PITTSBURGHFour cycles of doxorubicin (Adriamycin) and
cyclophosphamide (AC) over 63 days are as effective as six cycles of
cyclophosphamide, methotrexate, and fluorouracil (CMF) over 6 months
in node-negative, early- stage breast cancer, Bernard Fisher, MD,
reported at the ASCO annual meeting.
Dr. Fisher presented data from National Surgical Adjuvant Breast and
Bowel Project (NSABP) protocol B-23. Those data also showed that
tamoxifen (Nolvadex) offered no additional benefit to these patients,
all of whom had estrogen-receptor (ER)-negative tumors.
One objective of the study was to determine conclusively whether
node-negative, ER-negative women should get tamoxifen, Dr. Fisher
explained. There was no benefit from tamoxifen for ER-negative,
node-negative patients, he reported.
Dr. Fisher said there was no difference in outcomes with CMF vs AC.
So far, NSABP studies have shown that premenopausal,
postmenopausal, node-negative, node-positive, ER-negative, and
ER-positive women are all candidates for AC. There has been a swing
toward using AC, and these findings should accelerate that trend.
The investigators randomized 1,003 women to AC and 1,005 to CMF. Dr.
Fisher noted that it was gratifying to see that more patients
with early-stage disease, particularly those with small tumors, had
undergone lumpectomy rather than mastectomy. Dr. Fisher was
instrumental in the development of breast-conserving surgery for
early-stage breast cancer.
Patients in B-23 were randomized to four cycles of AC at standard
doses given over 63 days with placebo or with tamoxifen, or to 6
cycles of CMF at standard doses given over 6 months with placebo or
with tamoxifen. The average time on study was 65 months (range, 13 to
105). Study endpoints were event-free survival (EFS), relapse-free
survival (RFS), and overall survival (OS). These and average annual
event and mortality rates were presented through 5 years of
Dr. Fisher reported that no significant differences in outcomes were
noted among the four treatment arms (see Table). There was no
disadvantage or advantage to the use of tamoxifen in these patients.
There was no difference in outcomes with CMF or AC, and tamoxifen
provided no advantage over chemotherapy alone.
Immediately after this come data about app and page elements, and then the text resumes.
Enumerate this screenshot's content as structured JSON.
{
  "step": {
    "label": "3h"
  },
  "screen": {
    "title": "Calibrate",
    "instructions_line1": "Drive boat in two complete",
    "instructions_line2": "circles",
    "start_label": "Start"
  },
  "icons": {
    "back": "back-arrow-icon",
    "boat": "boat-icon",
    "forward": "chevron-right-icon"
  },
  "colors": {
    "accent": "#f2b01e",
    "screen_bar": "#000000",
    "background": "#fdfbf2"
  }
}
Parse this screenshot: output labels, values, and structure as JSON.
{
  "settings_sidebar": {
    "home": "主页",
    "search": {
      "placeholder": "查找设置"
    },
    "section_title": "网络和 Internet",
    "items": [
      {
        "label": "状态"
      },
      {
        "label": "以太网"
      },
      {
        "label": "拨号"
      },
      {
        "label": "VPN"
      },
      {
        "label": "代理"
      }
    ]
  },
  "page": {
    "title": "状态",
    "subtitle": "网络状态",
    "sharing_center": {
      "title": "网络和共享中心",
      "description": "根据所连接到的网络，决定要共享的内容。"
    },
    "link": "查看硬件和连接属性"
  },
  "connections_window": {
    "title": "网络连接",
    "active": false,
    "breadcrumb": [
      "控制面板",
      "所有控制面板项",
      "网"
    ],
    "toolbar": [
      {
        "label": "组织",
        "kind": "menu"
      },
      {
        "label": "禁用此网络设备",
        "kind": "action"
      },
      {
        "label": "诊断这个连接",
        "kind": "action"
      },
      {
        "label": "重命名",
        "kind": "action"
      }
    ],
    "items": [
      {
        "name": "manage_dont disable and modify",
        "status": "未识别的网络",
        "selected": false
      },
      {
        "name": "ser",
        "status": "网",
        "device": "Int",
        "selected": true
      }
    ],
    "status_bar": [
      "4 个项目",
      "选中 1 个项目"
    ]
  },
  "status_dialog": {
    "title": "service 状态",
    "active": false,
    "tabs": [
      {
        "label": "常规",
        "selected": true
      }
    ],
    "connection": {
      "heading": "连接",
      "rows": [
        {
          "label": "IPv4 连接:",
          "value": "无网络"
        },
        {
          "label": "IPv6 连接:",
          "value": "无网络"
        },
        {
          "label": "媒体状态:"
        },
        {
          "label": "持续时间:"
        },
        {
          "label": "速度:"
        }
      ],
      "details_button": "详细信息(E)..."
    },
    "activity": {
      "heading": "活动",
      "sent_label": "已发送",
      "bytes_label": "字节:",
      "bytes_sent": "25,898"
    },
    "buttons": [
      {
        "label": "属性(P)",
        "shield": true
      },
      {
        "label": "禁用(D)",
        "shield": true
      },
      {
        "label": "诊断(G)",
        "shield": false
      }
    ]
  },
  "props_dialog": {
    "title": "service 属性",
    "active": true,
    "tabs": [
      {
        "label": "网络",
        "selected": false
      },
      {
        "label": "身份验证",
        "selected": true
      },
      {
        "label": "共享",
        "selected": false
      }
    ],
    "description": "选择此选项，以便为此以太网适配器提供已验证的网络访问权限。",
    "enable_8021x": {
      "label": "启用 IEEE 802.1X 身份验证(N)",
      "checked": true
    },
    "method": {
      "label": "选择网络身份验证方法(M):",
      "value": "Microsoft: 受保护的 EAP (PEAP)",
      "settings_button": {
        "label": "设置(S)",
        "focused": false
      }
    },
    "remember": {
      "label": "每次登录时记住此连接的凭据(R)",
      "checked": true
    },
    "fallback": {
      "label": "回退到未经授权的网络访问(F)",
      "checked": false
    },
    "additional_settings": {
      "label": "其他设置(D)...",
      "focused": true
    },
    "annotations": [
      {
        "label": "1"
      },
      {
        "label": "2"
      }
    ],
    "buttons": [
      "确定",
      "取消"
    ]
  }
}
There is no
justification for the administration of tamoxifen to any patient with
ER-negative, node-negative, early breast cancer.
Earlier data from a preliminary subset analysis of a Southwest
Oncology Group (SWOG) study actually found a detrimental effect
of tamoxifen added to chemotherapy in premenopausal,
ER-negative, progesterone-receptor-negative patients with early-stage
breast cancer, noted discussant James N. Ingle, MD, of the Mayo
Clinic, Rochester, Minnesota. The event-free survival in those
patients was 88% with chemotherapy vs 82% with chemotherapy plus
tamoxifen (P = 0.05), Dr. Ingle said.
An Italian trial also found more deaths in patients treated with
tamoxifen alone than with tamoxifen followed by aminoglutethimide,
mostly due to cardiovascular causes, Dr. Ingle said. In that trial,
overall survival was superior in patients switched from tamoxifen to
aminoglutethimide. He said that third-generation aromatase inhibitors
are likely to be more effective and less toxic than aminoglutethimide.
The NSABP study reported by Dr. Fisher failed to demonstrate that the
use of tamoxifen with chemotherapy was associated with a poorer
outcome than when either was administered alone.